**About this exercise:** Lines of the data that contain the word "Core" are the ones to copy.

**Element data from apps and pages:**
Content starts

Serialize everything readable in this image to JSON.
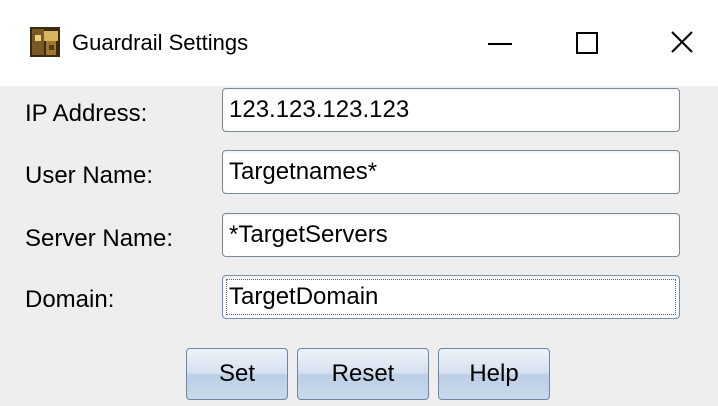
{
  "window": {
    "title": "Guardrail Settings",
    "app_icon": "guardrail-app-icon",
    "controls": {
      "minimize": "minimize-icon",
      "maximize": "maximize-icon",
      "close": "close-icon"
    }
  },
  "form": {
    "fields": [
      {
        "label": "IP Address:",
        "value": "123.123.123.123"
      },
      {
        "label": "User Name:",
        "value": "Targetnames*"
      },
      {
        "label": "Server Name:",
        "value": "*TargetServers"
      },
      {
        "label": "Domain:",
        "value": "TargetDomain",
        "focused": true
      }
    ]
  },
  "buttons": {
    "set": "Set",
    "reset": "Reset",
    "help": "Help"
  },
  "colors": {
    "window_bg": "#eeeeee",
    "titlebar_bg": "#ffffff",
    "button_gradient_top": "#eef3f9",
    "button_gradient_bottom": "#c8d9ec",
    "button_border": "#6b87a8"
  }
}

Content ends
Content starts

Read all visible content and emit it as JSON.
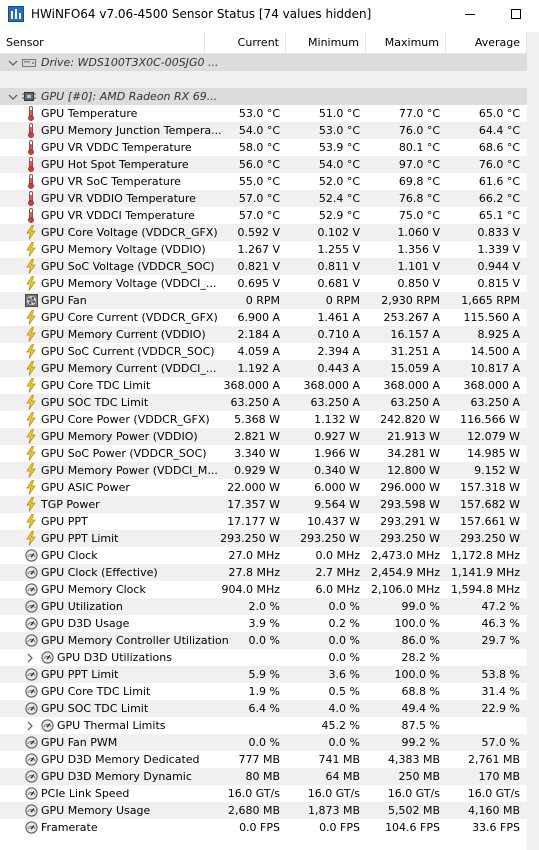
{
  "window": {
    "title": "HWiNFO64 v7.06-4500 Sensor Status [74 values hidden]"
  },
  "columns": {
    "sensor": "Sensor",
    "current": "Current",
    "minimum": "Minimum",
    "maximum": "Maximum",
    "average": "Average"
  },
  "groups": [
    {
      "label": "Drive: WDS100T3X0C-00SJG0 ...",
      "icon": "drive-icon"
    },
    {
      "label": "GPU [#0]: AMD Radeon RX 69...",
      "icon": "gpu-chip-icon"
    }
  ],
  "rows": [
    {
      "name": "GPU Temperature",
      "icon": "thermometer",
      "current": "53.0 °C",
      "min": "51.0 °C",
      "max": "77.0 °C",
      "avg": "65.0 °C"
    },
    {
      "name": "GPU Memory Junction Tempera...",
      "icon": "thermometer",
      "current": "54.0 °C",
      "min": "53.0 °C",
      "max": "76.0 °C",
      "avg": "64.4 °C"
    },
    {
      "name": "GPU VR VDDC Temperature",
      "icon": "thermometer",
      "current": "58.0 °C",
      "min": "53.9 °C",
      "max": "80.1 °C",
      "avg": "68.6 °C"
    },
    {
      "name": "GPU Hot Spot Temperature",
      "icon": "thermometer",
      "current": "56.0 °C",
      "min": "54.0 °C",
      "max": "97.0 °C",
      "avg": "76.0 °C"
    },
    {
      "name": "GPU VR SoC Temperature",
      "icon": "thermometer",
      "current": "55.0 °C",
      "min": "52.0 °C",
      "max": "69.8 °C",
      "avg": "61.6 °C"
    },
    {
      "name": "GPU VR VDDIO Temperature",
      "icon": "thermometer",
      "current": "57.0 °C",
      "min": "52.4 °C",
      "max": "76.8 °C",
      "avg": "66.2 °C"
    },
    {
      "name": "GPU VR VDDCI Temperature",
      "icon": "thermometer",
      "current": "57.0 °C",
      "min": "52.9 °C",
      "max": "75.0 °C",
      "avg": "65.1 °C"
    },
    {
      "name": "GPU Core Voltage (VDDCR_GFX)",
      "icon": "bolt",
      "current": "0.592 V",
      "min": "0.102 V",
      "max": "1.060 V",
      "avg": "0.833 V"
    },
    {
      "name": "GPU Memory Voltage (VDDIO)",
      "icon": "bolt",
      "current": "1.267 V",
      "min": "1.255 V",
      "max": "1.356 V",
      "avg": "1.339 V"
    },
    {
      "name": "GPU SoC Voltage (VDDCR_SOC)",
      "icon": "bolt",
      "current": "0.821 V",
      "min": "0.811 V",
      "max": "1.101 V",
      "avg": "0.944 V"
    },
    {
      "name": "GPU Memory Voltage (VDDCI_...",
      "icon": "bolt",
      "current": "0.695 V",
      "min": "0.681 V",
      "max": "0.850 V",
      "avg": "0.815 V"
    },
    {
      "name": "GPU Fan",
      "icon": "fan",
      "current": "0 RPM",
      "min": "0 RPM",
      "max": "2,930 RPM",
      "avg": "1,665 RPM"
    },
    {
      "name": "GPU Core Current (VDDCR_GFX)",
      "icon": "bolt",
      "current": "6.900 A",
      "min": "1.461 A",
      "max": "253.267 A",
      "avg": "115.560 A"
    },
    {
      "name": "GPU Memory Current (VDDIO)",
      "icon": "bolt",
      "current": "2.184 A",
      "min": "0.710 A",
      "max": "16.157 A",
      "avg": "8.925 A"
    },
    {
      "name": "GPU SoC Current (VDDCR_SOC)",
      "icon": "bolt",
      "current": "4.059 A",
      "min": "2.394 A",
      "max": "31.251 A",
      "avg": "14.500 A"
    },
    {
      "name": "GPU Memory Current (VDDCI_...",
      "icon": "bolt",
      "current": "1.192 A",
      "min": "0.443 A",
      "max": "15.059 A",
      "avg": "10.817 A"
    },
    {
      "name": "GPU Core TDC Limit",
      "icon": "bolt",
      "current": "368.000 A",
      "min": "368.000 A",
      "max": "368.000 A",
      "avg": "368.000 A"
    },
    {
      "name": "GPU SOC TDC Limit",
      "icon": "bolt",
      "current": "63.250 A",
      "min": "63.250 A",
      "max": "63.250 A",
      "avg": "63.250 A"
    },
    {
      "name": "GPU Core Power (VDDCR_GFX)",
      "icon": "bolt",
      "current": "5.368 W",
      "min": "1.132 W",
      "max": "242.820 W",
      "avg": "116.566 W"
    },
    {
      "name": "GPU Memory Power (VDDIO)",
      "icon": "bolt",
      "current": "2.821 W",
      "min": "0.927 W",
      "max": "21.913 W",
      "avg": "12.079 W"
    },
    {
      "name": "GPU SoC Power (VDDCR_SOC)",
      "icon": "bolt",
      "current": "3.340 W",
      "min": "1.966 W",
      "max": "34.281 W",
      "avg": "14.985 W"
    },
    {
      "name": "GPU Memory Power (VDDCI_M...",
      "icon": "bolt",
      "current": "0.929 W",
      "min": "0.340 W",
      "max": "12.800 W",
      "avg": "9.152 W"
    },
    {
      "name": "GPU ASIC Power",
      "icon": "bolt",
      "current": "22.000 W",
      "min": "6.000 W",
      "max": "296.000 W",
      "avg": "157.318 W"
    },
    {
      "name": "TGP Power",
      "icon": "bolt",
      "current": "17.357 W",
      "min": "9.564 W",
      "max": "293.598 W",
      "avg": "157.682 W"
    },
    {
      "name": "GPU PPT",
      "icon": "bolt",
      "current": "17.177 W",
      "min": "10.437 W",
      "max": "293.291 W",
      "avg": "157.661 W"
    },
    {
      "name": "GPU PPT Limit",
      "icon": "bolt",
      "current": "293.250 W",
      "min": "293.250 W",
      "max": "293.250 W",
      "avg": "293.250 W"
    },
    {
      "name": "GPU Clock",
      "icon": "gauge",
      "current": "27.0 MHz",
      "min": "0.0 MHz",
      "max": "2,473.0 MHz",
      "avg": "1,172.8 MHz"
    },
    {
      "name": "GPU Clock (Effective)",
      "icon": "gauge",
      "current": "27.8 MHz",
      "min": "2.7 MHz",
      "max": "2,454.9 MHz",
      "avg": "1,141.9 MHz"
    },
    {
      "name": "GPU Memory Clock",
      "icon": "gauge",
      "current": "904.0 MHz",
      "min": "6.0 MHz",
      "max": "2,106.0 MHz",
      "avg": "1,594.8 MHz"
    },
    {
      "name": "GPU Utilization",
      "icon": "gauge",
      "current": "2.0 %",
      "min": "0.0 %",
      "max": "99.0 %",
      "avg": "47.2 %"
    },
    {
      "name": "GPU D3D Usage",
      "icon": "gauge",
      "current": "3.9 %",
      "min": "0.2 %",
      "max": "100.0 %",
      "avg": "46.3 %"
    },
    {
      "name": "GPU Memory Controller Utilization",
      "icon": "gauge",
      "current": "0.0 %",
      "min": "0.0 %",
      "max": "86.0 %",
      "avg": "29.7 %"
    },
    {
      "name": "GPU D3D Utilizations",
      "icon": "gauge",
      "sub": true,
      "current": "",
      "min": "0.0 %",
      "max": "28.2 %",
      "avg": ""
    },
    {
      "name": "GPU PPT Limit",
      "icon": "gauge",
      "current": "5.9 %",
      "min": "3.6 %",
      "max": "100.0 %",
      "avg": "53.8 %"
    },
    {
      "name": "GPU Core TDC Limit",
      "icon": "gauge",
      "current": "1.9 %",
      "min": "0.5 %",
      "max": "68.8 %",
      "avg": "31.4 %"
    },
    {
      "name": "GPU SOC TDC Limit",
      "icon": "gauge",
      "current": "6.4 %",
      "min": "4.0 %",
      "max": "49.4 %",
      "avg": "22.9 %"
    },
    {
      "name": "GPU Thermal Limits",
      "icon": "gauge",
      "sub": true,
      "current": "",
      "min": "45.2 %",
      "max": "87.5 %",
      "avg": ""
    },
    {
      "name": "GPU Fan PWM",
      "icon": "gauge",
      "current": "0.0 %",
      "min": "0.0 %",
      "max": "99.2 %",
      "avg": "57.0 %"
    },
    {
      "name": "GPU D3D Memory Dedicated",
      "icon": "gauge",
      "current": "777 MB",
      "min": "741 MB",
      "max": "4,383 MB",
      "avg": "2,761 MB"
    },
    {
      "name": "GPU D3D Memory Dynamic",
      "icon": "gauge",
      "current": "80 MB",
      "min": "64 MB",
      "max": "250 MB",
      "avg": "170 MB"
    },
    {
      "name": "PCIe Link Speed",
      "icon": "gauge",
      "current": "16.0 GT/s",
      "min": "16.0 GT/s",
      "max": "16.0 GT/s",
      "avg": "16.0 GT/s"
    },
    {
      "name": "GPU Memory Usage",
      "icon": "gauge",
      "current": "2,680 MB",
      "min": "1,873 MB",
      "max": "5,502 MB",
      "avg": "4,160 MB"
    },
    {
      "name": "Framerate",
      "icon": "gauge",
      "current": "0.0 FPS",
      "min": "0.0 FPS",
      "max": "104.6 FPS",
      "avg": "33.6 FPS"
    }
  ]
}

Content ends

**Reply to the task:**
      "name": "GPU Core Voltage (VDDCR_GFX)",
      "name": "GPU Core Current (VDDCR_GFX)",
      "name": "GPU Core TDC Limit",
      "name": "GPU Core Power (VDDCR_GFX)",
      "name": "GPU Core TDC Limit",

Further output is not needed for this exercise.